KALMers, sexual assault can occur anywhere and anytime. In Indonesia, cases of rape and sexual assaults itself not uncommon. Every year there are many cases of sexual violence or harassment that are reported. Not to mention those who are not exposed to the media. Unfortunately, instead of becoming an issue of concern, many try to normalize and underestimate the seriousness of the issue.
This is happening due to the fact that not many have enough awareness of this issue. Most cases of sexual assault, just like in the past, are seen to be the fault of the victims, their own behavior or appearance. Isn’t it ironic? But are such assumptions correct? Let’s check the facts together!
Myth #1: “Someone is being harassed because of their appearance.”
Fact: The fact is sexual crimes are committed because of the perpetrator’s sense of power and situational opportunity.

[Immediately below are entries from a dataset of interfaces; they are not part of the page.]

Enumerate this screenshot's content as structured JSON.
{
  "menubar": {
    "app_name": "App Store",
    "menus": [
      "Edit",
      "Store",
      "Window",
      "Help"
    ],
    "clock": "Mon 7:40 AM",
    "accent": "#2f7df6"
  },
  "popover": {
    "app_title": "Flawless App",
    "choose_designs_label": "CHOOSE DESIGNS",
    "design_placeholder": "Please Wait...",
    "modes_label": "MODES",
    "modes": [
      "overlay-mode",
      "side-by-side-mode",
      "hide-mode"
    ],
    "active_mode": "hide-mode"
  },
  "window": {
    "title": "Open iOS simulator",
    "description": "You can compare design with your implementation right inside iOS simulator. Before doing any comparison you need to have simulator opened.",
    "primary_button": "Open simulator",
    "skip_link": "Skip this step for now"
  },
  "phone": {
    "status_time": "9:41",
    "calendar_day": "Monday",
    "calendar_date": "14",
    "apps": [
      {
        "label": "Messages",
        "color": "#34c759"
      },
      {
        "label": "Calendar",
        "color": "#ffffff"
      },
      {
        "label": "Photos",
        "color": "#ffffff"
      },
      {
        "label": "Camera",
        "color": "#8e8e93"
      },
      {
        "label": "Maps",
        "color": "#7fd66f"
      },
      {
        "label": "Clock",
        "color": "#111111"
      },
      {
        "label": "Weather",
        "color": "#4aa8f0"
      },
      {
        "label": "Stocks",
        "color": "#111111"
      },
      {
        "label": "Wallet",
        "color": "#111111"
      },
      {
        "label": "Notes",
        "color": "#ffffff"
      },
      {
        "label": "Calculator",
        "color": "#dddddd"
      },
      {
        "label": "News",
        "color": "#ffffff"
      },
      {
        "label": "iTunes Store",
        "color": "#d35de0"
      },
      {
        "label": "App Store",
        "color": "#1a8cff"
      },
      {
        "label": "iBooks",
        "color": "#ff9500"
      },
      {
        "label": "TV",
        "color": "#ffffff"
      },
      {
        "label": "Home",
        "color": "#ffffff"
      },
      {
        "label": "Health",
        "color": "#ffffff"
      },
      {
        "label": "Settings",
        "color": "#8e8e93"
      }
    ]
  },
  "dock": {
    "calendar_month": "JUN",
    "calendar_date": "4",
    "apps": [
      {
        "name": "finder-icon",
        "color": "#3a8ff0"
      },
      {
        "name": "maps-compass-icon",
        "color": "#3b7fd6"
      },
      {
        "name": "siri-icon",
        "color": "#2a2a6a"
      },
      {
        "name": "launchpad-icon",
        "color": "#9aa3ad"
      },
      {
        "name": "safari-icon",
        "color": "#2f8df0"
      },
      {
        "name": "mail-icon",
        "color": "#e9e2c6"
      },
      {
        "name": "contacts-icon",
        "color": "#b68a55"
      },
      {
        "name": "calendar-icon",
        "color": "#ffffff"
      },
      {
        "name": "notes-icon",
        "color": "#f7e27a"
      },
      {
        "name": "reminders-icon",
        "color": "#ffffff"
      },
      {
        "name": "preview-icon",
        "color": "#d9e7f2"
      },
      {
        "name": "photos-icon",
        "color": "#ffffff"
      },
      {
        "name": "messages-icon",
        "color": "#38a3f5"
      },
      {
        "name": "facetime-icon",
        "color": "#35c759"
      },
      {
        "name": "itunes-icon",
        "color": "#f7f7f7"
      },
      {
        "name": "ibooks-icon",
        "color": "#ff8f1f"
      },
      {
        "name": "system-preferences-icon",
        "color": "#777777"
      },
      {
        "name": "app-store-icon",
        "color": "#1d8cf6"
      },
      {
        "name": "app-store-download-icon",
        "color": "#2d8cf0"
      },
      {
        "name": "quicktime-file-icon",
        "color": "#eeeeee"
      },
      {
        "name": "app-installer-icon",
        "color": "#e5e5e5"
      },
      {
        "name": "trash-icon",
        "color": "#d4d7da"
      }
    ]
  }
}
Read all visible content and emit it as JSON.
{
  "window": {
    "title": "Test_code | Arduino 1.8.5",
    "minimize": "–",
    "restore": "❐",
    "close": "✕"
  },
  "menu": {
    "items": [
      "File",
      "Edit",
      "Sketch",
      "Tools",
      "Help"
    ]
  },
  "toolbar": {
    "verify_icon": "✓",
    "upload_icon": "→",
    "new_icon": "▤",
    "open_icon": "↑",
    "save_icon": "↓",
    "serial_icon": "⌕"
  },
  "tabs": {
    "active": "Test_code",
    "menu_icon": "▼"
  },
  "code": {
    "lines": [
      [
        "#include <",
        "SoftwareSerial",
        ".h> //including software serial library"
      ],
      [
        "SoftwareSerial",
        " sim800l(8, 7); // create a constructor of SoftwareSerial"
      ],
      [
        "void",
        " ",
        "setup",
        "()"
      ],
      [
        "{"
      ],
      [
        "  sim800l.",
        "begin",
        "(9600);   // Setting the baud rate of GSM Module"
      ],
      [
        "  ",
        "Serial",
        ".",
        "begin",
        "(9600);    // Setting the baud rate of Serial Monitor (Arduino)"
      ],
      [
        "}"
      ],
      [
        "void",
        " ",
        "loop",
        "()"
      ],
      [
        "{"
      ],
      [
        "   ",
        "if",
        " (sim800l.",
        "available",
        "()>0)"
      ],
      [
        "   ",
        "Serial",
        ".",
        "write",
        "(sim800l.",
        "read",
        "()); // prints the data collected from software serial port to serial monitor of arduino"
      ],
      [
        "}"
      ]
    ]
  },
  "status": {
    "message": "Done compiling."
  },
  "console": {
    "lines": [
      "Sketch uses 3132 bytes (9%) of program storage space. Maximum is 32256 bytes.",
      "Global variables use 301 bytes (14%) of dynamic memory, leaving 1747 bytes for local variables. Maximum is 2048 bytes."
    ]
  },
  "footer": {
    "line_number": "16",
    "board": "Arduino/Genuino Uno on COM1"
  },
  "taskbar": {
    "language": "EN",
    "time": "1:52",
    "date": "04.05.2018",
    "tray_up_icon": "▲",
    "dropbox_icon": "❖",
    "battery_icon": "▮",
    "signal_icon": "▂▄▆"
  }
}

Studies have even shown that rapists choose victims based on their vulnerability, not on how sexy they look or how flirty they are. A sexual crime is more likely to happen when the perpetrator believes he/she has more power and control over the victim.
Myth #2: “There is no such thing as rape in marriage life.”
Fact: Sexual assault can occur in any type of relationship, including marriage, dating as well as it can be done by friends, relatives, or coworkers. Just because you’re married and have had sex before with your partner, it doesn’t mean they have permanent rights over your body. Rape occurs when your partner ‘forces’ sex on you without your consent.
Myth #3: “If the victim doesn’t fight back, it’s not a sexual assault.”
Fact: According to Jessica Klein, a clinical social worker at the University of Southern California, during a sexual assault, some part of our brain that responds to fear is in a hyperreactive mode. During trauma, the limbic system (the part of the brain that processes emotions and is responsible for resistance mechanisms) takes over the logical parts of our brain. As a result, the resulting response is to freeze instead of fighting back. The offenders, on the other hand, take advantage of this response. So it’s not that the victims didn’t try to fight, it’s just that they can’t!
Myth #4: “The majority of sexual assault are perpetrated by strangers.”
Fact:Most sexual assaults are perpetrated by someone the victim knows such as a neighbor, friend, coworker, classmate, lover, partner, or ex-partner. According to studies, around 80% of women who report sexual crimes know the perpetrators.
Myth #5: “Only young women are vulnerable to sexual harassment.”
Fact: The idea that only young women are sexually assaulted stems from the myth that sexual assault is based on lust of the perpretator and the appearance of the victim (such as in the myth #1). But, it’s not! Sexual crimes often are motivated by the perpetrator’s sense of power and control. Perpetrators tend to choose victims whom they perceive as vulnerable to attack or whom they believe they can control.
Victims of sexual assault can come from various groups, from young to old, male or female, even people with disabilities can also experience sexual assault. The assumption that victims of sexual assault ‘must be a young woman’ can only solate the victims. Those who are not part of this category feel they will not be trusted because they do not fit the stereotypical characteristics of victims of sexual assault.
Myth #6: “Sexual harassment happens as a result of a miscommunication or mistake.”
Fact: No! Sexual assault is a crime, not an unintentional accident, mistake, or misunderstanding. It didn’t happen due to a misunderstanding between the two people. Sexual violence is defined as any unwelcome sexual contact obtained without the victim’s consent using assault, threats, intimidation, or coercion.
Myth #7: “If sexual harassment or violence really happened, the victim should have reacted by yelling.”
Fact: Victims of sexual assault show a different spectrum of responses to sexual assault such as: calmness, hysteria, withdrawal, anger, denial, and/or shock. Being sexually harassed is a very traumatic experience. The way people react to that and how long it takes them to process it can differ from person to person. When it comes to sexual assault, there is no right or wrong way to respond. Assumptions about how a victim “should respond” will only harm the victim because each victim deals with trauma in a different way and varies from time to time.
So, what do you think, KALMers? Don’t forget to share this article if you find it useful!
Remember that you are not alone if you or people around you are experiencing this. When you’re ready to tell your story, you can contact Kalmselor via the KALM App (download here). KALM is here because we need to share #KitaPerluCerita.
Written by: Rachma Fitria
Translated by: Rachma Fitria
Edited by: Lukas Limanjaya
Georgetown Law University. (n.d). Myths and facts about sexual assault. Georgetown Law University: https://www.law.georgetown.edu/your-life-career/health-fitness